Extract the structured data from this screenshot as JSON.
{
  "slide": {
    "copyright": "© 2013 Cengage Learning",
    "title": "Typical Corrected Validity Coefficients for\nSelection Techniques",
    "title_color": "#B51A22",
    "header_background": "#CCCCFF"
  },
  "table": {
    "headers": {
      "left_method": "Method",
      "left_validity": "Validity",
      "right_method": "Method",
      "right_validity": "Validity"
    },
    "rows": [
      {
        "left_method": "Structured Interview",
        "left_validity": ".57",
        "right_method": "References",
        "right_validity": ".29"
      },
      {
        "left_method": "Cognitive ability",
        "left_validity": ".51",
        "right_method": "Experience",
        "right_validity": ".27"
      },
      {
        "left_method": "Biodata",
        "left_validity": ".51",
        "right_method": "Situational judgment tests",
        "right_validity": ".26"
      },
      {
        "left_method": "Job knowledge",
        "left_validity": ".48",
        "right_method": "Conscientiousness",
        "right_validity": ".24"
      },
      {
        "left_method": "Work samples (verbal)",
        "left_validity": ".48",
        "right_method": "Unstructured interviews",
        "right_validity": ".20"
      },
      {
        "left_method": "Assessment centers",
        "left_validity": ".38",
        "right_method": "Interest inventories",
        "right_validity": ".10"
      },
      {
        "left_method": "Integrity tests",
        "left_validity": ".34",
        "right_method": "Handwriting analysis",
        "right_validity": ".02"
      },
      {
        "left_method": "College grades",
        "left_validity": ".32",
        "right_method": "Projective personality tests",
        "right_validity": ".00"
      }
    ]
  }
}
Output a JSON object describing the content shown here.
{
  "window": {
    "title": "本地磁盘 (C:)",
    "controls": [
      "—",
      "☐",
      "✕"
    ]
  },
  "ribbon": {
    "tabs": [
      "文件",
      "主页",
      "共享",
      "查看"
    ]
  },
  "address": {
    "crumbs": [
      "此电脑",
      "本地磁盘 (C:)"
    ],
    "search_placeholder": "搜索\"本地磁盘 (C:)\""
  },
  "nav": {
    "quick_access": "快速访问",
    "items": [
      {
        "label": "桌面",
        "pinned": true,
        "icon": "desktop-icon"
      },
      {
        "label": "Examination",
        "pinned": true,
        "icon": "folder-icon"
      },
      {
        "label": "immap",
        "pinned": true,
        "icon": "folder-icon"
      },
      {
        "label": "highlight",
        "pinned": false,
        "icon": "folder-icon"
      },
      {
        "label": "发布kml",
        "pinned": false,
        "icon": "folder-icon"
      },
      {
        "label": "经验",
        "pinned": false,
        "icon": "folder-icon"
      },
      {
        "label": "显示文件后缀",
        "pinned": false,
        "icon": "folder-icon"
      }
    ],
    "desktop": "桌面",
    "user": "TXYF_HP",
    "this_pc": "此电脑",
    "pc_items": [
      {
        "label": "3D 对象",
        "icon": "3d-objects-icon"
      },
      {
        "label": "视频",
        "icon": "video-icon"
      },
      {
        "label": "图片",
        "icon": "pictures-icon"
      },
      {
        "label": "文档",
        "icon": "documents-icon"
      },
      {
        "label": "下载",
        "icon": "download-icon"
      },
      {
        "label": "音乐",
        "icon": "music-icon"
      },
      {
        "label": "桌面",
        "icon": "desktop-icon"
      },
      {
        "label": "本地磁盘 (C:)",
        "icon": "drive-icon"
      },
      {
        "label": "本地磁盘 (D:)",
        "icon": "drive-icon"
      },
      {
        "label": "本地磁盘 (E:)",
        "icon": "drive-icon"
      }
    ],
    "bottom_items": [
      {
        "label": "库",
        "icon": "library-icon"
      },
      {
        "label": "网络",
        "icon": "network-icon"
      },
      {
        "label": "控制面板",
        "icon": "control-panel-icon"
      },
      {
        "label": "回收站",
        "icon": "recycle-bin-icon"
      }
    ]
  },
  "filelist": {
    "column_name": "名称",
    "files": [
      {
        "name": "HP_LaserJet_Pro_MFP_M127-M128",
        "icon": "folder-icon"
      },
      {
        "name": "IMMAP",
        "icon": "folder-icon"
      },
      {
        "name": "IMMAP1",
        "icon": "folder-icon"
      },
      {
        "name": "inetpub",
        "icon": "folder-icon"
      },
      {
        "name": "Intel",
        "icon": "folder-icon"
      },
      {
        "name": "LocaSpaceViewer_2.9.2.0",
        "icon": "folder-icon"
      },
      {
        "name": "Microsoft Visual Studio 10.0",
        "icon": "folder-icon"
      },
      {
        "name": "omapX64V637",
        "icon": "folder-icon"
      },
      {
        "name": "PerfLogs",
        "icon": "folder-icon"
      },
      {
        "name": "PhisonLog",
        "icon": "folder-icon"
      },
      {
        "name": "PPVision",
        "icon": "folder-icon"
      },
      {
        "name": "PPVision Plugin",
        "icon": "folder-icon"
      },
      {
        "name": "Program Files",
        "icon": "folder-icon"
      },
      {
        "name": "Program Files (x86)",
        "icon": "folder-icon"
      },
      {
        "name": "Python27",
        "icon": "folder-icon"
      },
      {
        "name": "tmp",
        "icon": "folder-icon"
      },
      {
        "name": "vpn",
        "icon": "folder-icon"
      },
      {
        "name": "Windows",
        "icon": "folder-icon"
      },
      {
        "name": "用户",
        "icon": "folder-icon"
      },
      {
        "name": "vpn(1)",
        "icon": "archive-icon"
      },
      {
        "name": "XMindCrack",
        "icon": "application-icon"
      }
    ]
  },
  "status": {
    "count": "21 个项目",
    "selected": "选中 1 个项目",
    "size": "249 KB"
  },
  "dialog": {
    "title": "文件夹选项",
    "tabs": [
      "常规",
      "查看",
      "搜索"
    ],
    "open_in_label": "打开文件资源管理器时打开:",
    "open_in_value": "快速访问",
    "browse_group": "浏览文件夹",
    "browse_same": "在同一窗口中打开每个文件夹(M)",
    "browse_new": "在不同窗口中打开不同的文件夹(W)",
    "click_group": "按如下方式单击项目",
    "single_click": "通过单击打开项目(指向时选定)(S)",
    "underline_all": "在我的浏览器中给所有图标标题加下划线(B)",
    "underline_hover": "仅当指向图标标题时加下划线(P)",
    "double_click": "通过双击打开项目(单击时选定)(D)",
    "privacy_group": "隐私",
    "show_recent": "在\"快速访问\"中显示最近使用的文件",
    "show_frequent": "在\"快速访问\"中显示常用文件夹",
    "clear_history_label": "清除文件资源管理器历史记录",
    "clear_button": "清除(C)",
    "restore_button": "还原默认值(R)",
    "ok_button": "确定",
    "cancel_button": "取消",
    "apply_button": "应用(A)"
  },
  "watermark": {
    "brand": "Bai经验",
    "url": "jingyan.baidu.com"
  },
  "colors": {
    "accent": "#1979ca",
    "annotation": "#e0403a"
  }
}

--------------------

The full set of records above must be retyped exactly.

Extract the structured data from this screenshot as JSON.
{
  "slide": {
    "copyright": "© 2013 Cengage Learning",
    "title": "Typical Corrected Validity Coefficients for\nSelection Techniques",
    "title_color": "#B51A22",
    "header_background": "#CCCCFF"
  },
  "table": {
    "headers": {
      "left_method": "Method",
      "left_validity": "Validity",
      "right_method": "Method",
      "right_validity": "Validity"
    },
    "rows": [
      {
        "left_method": "Structured Interview",
        "left_validity": ".57",
        "right_method": "References",
        "right_validity": ".29"
      },
      {
        "left_method": "Cognitive ability",
        "left_validity": ".51",
        "right_method": "Experience",
        "right_validity": ".27"
      },
      {
        "left_method": "Biodata",
        "left_validity": ".51",
        "right_method": "Situational judgment tests",
        "right_validity": ".26"
      },
      {
        "left_method": "Job knowledge",
        "left_validity": ".48",
        "right_method": "Conscientiousness",
        "right_validity": ".24"
      },
      {
        "left_method": "Work samples (verbal)",
        "left_validity": ".48",
        "right_method": "Unstructured interviews",
        "right_validity": ".20"
      },
      {
        "left_method": "Assessment centers",
        "left_validity": ".38",
        "right_method": "Interest inventories",
        "right_validity": ".10"
      },
      {
        "left_method": "Integrity tests",
        "left_validity": ".34",
        "right_method": "Handwriting analysis",
        "right_validity": ".02"
      },
      {
        "left_method": "College grades",
        "left_validity": ".32",
        "right_method": "Projective personality tests",
        "right_validity": ".00"
      }
    ]
  }
}
Output a JSON object describing the content shown here.
{
  "window": {
    "title": "本地磁盘 (C:)",
    "controls": [
      "—",
      "☐",
      "✕"
    ]
  },
  "ribbon": {
    "tabs": [
      "文件",
      "主页",
      "共享",
      "查看"
    ]
  },
  "address": {
    "crumbs": [
      "此电脑",
      "本地磁盘 (C:)"
    ],
    "search_placeholder": "搜索\"本地磁盘 (C:)\""
  },
  "nav": {
    "quick_access": "快速访问",
    "items": [
      {
        "label": "桌面",
        "pinned": true,
        "icon": "desktop-icon"
      },
      {
        "label": "Examination",
        "pinned": true,
        "icon": "folder-icon"
      },
      {
        "label": "immap",
        "pinned": true,
        "icon": "folder-icon"
      },
      {
        "label": "highlight",
        "pinned": false,
        "icon": "folder-icon"
      },
      {
        "label": "发布kml",
        "pinned": false,
        "icon": "folder-icon"
      },
      {
        "label": "经验",
        "pinned": false,
        "icon": "folder-icon"
      },
      {
        "label": "显示文件后缀",
        "pinned": false,
        "icon": "folder-icon"
      }
    ],
    "desktop": "桌面",
    "user": "TXYF_HP",
    "this_pc": "此电脑",
    "pc_items": [
      {
        "label": "3D 对象",
        "icon": "3d-objects-icon"
      },
      {
        "label": "视频",
        "icon": "video-icon"
      },
      {
        "label": "图片",
        "icon": "pictures-icon"
      },
      {
        "label": "文档",
        "icon": "documents-icon"
      },
      {
        "label": "下载",
        "icon": "download-icon"
      },
      {
        "label": "音乐",
        "icon": "music-icon"
      },
      {
        "label": "桌面",
        "icon": "desktop-icon"
      },
      {
        "label": "本地磁盘 (C:)",
        "icon": "drive-icon"
      },
      {
        "label": "本地磁盘 (D:)",
        "icon": "drive-icon"
      },
      {
        "label": "本地磁盘 (E:)",
        "icon": "drive-icon"
      }
    ],
    "bottom_items": [
      {
        "label": "库",
        "icon": "library-icon"
      },
      {
        "label": "网络",
        "icon": "network-icon"
      },
      {
        "label": "控制面板",
        "icon": "control-panel-icon"
      },
      {
        "label": "回收站",
        "icon": "recycle-bin-icon"
      }
    ]
  },
  "filelist": {
    "column_name": "名称",
    "files": [
      {
        "name": "HP_LaserJet_Pro_MFP_M127-M128",
        "icon": "folder-icon"
      },
      {
        "name": "IMMAP",
        "icon": "folder-icon"
      },
      {
        "name": "IMMAP1",
        "icon": "folder-icon"
      },
      {
        "name": "inetpub",
        "icon": "folder-icon"
      },
      {
        "name": "Intel",
        "icon": "folder-icon"
      },
      {
        "name": "LocaSpaceViewer_2.9.2.0",
        "icon": "folder-icon"
      },
      {
        "name": "Microsoft Visual Studio 10.0",
        "icon": "folder-icon"
      },
      {
        "name": "omapX64V637",
        "icon": "folder-icon"
      },
      {
        "name": "PerfLogs",
        "icon": "folder-icon"
      },
      {
        "name": "PhisonLog",
        "icon": "folder-icon"
      },
      {
        "name": "PPVision",
        "icon": "folder-icon"
      },
      {
        "name": "PPVision Plugin",
        "icon": "folder-icon"
      },
      {
        "name": "Program Files",
        "icon": "folder-icon"
      },
      {
        "name": "Program Files (x86)",
        "icon": "folder-icon"
      },
      {
        "name": "Python27",
        "icon": "folder-icon"
      },
      {
        "name": "tmp",
        "icon": "folder-icon"
      },
      {
        "name": "vpn",
        "icon": "folder-icon"
      },
      {
        "name": "Windows",
        "icon": "folder-icon"
      },
      {
        "name": "用户",
        "icon": "folder-icon"
      },
      {
        "name": "vpn(1)",
        "icon": "archive-icon"
      },
      {
        "name": "XMindCrack",
        "icon": "application-icon"
      }
    ]
  },
  "status": {
    "count": "21 个项目",
    "selected": "选中 1 个项目",
    "size": "249 KB"
  },
  "dialog": {
    "title": "文件夹选项",
    "tabs": [
      "常规",
      "查看",
      "搜索"
    ],
    "open_in_label": "打开文件资源管理器时打开:",
    "open_in_value": "快速访问",
    "browse_group": "浏览文件夹",
    "browse_same": "在同一窗口中打开每个文件夹(M)",
    "browse_new": "在不同窗口中打开不同的文件夹(W)",
    "click_group": "按如下方式单击项目",
    "single_click": "通过单击打开项目(指向时选定)(S)",
    "underline_all": "在我的浏览器中给所有图标标题加下划线(B)",
    "underline_hover": "仅当指向图标标题时加下划线(P)",
    "double_click": "通过双击打开项目(单击时选定)(D)",
    "privacy_group": "隐私",
    "show_recent": "在\"快速访问\"中显示最近使用的文件",
    "show_frequent": "在\"快速访问\"中显示常用文件夹",
    "clear_history_label": "清除文件资源管理器历史记录",
    "clear_button": "清除(C)",
    "restore_button": "还原默认值(R)",
    "ok_button": "确定",
    "cancel_button": "取消",
    "apply_button": "应用(A)"
  },
  "watermark": {
    "brand": "Bai经验",
    "url": "jingyan.baidu.com"
  },
  "colors": {
    "accent": "#1979ca",
    "annotation": "#e0403a"
  }
}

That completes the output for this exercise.